Beer and a Shot
- 12 oz. (or more) of your favorite beer
- 1 1/2 to 2 oz. of your favorite liquor
Do the shot, drink the beer (not necessarily in that order).
~ A traditional favorite
I'm writing about the bar that never gets written about.
There are lots of bars getting odes and tributes these days. The current revival of interest in classic cocktails and obscure spirits has been prompting the creation of a new style of bar. It's been happening for several years, and your town probably has one at this point.
You know the kind of place I mean. It's the one that gets all the press for its outsized booze selection, encyclopedic drink menu, and carefully considered decor. The bartenders assemble drinks with the precision of a lab tech, and the atmosphere falls anywhere on the spectrum between Victorian cellar and space station. And the amount on your tab can be sobering enough to instantly undo all your hard-won tipsiness.
These are the places the media celebrates again and again. They're the ones the papers write lengthy, fawning reviews about. They're the ones whose signature cocktails turn up in gorgeously-composed magazine photos. They're the ones the bloggers mandate as required stops for anyone who takes their drinking even halfway seriously.
I'm not talking about those places.
I'm talking about the other place. The joint everyone knows. The bar we all seem to end up at sooner or later. The one that's been there forever, or at least seems like it has.
It's not really nice, but not awful either. It sits somewhere in-between, entirely comfortable in its middleness. It has no manufactured quirk. The vibe is genuine, and comes from an organic accumulation of people, things, and activities over time. You know it and feel it the second you step inside.
It might have fifty beers. Or just two. Liquor-wise, the usual suspects are present, but there'll probably be a few top-shelf surprises. The specials don't suck. The food is decent, with at least one standout item everyone swears by.

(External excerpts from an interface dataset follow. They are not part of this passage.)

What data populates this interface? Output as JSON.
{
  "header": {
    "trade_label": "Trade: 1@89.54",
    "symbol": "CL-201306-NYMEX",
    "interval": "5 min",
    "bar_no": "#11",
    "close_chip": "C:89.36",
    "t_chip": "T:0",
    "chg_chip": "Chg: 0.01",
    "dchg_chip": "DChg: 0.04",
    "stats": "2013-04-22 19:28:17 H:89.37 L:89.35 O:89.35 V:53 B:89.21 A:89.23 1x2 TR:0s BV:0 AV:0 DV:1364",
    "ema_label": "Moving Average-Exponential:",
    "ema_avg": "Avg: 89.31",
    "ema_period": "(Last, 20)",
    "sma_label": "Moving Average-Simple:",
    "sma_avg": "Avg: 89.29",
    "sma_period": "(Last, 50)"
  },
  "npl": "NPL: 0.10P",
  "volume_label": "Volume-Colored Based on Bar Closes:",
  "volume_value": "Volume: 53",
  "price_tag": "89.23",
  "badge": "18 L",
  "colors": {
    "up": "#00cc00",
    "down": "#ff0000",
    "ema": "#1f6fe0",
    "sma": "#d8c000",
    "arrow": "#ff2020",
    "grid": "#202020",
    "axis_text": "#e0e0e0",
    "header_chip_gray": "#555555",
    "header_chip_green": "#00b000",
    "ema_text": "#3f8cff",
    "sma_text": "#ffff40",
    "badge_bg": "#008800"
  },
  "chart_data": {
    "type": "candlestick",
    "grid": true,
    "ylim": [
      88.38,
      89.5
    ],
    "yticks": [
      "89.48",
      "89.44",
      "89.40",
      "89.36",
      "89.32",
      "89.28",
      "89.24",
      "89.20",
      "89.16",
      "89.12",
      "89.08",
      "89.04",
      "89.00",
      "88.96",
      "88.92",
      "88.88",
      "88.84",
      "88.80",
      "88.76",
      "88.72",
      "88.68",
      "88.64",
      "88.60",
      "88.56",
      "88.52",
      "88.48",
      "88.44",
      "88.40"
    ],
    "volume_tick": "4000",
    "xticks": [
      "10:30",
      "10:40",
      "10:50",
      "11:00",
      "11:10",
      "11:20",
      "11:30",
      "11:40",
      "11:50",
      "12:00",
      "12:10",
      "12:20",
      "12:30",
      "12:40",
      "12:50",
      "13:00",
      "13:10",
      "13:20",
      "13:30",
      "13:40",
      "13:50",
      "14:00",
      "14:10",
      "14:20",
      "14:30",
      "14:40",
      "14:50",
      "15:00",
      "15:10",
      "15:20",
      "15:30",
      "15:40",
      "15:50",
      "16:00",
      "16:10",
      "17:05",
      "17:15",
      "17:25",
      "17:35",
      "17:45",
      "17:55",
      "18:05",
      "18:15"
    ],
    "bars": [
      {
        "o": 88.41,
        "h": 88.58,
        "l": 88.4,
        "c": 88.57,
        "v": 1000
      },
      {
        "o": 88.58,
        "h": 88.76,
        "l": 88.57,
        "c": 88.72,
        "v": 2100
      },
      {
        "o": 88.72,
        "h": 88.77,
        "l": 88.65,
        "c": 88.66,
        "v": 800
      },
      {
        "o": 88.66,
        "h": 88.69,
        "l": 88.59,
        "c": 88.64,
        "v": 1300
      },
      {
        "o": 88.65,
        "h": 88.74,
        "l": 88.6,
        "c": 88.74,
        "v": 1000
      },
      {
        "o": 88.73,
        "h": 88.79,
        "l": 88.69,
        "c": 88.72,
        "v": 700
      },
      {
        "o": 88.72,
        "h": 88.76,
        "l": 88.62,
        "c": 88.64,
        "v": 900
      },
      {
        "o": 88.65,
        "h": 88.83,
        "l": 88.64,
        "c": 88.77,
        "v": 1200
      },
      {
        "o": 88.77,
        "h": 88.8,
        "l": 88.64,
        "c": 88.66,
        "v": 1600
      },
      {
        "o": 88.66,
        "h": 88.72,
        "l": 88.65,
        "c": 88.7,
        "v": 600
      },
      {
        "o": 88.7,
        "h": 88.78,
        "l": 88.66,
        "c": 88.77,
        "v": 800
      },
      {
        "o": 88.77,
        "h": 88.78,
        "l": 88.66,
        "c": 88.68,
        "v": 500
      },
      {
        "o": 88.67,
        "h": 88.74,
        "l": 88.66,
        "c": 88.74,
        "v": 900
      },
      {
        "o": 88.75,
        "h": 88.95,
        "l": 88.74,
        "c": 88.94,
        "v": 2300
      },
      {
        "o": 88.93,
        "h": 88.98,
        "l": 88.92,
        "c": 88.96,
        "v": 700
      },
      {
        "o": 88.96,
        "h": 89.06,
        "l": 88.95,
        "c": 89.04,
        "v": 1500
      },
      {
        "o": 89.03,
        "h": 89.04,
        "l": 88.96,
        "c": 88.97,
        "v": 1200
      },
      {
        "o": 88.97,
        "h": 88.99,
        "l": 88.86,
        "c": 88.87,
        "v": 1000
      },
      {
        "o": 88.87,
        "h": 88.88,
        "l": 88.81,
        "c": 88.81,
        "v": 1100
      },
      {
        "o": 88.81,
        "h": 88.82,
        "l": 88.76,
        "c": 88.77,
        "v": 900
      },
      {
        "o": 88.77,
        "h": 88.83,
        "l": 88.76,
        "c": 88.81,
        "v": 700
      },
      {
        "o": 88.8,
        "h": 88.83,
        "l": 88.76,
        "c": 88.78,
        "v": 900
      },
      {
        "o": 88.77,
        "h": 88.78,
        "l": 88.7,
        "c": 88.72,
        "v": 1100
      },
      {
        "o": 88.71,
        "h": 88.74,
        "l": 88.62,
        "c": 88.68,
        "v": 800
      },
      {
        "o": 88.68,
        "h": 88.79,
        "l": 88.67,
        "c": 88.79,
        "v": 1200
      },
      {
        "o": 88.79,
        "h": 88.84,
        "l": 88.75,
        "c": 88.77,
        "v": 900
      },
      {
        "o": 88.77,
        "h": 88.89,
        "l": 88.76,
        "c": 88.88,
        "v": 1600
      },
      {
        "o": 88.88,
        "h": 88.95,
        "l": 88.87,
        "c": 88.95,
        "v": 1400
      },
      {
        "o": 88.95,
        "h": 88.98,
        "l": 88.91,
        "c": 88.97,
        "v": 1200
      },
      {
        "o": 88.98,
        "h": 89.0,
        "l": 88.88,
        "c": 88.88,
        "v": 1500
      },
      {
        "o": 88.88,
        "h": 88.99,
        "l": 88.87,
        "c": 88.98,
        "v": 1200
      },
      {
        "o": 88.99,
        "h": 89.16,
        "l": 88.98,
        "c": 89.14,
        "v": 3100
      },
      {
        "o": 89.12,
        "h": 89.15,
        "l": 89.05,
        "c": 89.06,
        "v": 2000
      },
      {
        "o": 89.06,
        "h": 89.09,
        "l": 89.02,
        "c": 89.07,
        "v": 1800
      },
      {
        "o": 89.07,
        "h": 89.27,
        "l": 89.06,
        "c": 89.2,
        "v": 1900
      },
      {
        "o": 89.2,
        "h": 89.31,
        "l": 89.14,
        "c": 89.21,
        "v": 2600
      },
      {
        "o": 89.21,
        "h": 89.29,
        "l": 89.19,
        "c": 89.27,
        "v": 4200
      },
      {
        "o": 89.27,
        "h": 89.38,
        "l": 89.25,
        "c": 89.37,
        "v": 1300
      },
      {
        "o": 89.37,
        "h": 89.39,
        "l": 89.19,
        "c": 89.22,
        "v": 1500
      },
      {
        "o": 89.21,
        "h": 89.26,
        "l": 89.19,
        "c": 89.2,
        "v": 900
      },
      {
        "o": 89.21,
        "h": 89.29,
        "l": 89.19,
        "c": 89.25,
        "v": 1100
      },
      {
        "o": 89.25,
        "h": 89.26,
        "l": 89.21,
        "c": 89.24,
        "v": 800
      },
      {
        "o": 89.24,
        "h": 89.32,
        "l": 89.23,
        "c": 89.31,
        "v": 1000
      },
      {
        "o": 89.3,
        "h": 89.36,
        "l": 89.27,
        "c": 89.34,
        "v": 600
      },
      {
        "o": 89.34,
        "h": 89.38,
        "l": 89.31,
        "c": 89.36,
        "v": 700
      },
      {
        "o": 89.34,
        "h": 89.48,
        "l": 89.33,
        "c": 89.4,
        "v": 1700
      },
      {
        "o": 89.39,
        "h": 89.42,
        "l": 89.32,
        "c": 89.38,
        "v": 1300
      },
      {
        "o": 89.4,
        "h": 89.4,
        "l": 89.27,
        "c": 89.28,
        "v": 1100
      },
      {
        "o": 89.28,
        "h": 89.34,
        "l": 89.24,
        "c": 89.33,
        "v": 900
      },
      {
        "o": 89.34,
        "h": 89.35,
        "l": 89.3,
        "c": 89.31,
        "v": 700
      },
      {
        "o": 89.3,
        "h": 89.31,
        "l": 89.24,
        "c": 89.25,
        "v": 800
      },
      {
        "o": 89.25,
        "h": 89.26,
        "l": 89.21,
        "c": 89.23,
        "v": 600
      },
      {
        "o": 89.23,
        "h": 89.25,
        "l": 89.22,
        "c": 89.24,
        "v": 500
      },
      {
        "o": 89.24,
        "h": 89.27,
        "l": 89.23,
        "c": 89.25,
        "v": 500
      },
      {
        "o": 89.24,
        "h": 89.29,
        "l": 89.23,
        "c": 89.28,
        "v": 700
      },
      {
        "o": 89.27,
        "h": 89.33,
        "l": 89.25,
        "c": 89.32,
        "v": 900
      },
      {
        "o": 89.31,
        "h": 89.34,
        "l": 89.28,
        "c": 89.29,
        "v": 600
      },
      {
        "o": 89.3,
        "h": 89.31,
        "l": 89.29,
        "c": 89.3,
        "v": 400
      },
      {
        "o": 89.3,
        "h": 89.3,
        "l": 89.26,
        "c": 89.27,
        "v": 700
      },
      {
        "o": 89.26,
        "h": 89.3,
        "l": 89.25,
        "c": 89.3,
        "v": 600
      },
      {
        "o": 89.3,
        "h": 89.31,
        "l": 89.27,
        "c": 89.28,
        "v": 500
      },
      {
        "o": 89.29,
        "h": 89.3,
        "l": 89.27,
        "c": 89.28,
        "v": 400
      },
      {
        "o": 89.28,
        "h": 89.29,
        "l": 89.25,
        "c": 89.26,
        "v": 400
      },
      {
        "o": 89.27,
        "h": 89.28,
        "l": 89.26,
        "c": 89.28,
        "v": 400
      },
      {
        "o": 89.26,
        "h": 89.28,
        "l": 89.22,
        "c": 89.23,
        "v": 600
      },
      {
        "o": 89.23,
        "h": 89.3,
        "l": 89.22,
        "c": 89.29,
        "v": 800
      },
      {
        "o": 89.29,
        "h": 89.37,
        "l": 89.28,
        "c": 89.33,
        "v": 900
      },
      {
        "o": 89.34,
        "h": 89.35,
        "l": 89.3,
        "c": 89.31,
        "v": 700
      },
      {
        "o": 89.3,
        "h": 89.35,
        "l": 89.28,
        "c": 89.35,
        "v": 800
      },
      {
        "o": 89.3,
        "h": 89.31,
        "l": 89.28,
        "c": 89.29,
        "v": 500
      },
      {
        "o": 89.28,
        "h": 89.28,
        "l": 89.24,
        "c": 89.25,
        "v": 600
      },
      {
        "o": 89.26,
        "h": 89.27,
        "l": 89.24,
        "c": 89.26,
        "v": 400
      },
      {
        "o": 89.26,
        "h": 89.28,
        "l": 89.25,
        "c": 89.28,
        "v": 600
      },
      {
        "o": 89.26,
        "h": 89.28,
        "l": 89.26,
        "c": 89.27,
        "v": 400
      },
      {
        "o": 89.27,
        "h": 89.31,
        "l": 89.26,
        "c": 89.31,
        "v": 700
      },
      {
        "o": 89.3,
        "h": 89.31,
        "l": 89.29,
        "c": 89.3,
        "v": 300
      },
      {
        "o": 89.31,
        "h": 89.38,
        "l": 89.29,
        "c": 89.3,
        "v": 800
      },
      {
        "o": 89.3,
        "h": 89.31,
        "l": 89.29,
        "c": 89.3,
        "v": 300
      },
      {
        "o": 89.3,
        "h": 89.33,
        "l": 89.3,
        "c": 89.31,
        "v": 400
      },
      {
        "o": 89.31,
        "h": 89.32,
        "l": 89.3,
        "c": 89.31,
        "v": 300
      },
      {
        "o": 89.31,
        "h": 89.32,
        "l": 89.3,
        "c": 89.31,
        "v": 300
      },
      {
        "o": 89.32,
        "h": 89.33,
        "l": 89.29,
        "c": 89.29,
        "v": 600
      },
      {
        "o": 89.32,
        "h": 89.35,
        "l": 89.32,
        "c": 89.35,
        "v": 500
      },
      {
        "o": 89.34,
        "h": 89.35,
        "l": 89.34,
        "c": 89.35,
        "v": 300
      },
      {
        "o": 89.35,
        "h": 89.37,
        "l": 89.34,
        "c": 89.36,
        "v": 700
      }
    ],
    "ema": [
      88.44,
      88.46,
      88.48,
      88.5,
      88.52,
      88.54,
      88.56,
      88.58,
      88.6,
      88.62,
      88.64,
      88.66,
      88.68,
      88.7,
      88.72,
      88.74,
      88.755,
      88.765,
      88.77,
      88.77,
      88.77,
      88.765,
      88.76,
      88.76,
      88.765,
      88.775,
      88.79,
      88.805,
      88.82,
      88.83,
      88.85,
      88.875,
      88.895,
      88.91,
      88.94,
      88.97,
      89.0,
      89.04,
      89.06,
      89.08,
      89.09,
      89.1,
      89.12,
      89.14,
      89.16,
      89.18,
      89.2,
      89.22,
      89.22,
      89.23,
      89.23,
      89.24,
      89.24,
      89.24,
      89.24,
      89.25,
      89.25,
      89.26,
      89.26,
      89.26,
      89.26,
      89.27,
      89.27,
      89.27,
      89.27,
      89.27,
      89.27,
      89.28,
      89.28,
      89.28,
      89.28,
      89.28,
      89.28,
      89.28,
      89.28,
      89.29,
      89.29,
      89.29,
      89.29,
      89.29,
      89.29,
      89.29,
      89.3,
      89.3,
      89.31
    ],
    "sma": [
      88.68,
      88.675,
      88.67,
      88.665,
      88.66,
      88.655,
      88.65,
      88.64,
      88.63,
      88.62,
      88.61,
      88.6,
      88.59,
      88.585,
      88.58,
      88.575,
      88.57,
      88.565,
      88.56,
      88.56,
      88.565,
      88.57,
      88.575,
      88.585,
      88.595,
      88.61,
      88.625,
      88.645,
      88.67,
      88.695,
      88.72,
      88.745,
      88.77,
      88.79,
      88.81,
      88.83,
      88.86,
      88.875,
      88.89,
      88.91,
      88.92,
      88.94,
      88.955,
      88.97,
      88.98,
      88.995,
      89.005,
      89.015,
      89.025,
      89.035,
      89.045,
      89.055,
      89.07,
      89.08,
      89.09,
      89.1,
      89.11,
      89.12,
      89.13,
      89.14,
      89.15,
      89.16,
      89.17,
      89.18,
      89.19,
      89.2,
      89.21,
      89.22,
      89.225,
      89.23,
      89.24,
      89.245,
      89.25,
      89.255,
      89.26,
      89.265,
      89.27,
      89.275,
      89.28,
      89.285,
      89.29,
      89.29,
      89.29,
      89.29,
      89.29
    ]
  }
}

You can probably smoke there, and the nonsmokers are smart enough not to complain. The staff is not necessarily thrilled to be there every night, but they're committed. If you've been there a few times, they'll likely remember you. If you don't behave badly, they'll actually be glad to see you.
They might have a pool table (it'll be in good working order, but clearly showing its age), or maybe darts. A pinball machine isn't uncommon.Anything you believe you get better at after a couple rounds will be earnestly waiting.
Through some wizardry, the music always works. It's relentlessly appropriate for the time of night and crowd. The jukebox has been carefully culled of all the bad tracks, and if it happens to be turned off, the bartenders know exactly what the room needs. And it's always just the right amount of loud.
Sometimes it's a little too crowded. You learn when that happens, and plan accordingly. Even when it's a full house, there's somehow always room for a few more... these joints seem to be able to bend physics to their will. If you find yourself in the scrum, be patient. It's a good gang, a nice mix, and incidents are few. Besides, if you come back the next night (or maybe even in an hour or two), you could find the place mysteriously in a state of near-emptiness. And that's when a whole different kind of bar magic can happen.
Speaking of magic, how does it manage to be located fifteen minutes from everybody? No matter where you are, you can get there soon. When your friends call you, the meetup happens in nothing flat. At the end of the night you're home before you know it. Sorcery.
Despite all this, The Bar That Doesn't Get Written About is more than the sum of its parts. Those parts obviously matter, but it's not a shopping list or a spec sheet. It can't be engineered. It's as much about the intangibles as it is the frosty glasses or how late the kitchen is open. As with many things, it's the stuff you can't see, the stuff that can only be felt, the impressions and energies that exist just in certain places that are the hardest to put into words.
Ironically, that's what makes a bar worth writing about.
Thanks for drinking!